Information provided:
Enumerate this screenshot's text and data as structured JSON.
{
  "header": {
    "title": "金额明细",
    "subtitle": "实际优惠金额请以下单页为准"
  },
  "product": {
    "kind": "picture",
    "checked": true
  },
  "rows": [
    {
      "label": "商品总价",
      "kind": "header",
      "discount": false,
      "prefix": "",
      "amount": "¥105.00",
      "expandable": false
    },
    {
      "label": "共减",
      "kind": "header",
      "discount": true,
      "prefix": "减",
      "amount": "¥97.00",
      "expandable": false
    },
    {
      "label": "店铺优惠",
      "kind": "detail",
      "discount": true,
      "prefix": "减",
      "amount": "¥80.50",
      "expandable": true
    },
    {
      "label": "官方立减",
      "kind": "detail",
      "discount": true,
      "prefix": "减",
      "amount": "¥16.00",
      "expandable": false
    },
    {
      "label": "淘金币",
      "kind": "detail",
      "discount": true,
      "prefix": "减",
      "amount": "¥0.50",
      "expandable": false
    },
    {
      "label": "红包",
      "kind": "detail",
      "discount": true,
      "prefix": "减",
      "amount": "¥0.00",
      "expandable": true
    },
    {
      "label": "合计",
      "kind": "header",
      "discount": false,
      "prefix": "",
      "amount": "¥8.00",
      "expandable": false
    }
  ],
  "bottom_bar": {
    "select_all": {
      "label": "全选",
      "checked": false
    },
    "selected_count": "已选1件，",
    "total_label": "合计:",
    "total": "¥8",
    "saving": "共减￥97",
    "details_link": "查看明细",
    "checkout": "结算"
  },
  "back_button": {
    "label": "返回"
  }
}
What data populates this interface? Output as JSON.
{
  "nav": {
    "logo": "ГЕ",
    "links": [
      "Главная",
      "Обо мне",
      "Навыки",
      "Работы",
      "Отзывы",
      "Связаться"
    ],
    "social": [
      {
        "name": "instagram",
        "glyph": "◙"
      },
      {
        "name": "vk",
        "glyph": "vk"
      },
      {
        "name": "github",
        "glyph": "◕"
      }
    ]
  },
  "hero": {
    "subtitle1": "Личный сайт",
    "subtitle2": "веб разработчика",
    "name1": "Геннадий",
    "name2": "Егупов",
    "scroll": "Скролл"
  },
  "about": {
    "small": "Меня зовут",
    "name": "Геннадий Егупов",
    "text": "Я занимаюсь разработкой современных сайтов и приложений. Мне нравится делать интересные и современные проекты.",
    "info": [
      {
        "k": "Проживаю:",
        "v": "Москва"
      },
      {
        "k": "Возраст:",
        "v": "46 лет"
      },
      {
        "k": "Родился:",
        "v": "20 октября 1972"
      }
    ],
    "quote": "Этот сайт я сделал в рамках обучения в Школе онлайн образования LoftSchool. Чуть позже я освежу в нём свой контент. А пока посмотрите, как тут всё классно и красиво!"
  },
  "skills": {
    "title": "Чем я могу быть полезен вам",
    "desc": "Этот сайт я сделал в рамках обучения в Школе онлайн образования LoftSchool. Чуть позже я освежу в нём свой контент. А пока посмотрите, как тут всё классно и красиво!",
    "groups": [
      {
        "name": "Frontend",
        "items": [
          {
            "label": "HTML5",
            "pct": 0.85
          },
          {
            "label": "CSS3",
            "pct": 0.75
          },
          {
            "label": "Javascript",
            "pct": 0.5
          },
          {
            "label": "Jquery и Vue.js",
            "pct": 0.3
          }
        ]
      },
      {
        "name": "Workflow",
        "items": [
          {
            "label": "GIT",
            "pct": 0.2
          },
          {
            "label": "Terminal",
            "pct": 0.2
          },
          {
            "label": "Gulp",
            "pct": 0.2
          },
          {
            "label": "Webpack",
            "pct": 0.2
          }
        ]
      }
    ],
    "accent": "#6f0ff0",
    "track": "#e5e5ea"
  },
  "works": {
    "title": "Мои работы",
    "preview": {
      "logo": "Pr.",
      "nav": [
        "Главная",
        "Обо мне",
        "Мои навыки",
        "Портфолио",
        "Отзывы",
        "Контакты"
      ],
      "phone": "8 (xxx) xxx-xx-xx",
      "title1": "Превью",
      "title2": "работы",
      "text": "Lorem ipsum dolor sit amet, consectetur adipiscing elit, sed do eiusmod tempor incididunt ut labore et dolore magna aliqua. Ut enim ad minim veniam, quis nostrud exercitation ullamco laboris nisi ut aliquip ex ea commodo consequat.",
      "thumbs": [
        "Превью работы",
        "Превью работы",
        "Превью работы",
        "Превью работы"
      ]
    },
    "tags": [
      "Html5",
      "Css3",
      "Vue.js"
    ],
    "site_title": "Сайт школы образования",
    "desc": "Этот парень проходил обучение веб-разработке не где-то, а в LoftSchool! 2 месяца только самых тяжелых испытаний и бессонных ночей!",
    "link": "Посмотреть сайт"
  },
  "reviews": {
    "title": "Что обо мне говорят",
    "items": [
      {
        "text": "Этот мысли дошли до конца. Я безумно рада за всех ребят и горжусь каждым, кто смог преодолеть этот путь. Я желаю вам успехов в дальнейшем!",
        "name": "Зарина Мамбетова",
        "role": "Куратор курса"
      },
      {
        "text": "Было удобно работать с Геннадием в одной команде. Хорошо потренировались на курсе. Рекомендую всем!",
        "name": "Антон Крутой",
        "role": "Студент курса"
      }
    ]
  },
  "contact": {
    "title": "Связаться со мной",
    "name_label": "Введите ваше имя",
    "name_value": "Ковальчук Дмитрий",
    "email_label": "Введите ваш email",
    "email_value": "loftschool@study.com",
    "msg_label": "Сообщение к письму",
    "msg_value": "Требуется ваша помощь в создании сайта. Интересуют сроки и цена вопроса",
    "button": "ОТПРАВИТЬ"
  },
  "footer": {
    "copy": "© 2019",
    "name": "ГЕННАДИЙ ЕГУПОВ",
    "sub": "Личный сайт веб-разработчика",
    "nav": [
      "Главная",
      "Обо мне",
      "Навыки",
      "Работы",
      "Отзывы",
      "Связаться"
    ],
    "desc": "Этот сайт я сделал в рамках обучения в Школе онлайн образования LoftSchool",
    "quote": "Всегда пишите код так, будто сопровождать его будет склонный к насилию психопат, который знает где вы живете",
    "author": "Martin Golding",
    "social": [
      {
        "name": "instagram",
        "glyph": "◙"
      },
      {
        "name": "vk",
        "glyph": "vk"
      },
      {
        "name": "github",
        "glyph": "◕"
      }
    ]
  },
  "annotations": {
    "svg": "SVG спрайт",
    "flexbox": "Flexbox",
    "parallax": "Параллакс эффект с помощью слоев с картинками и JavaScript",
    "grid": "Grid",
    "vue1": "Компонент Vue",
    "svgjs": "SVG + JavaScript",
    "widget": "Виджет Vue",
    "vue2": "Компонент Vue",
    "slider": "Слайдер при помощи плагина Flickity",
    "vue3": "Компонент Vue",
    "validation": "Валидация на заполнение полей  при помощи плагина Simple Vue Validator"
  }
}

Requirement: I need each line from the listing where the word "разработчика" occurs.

Exercise output:
    "subtitle2": "веб разработчика",
    "sub": "Личный сайт веб-разработчика",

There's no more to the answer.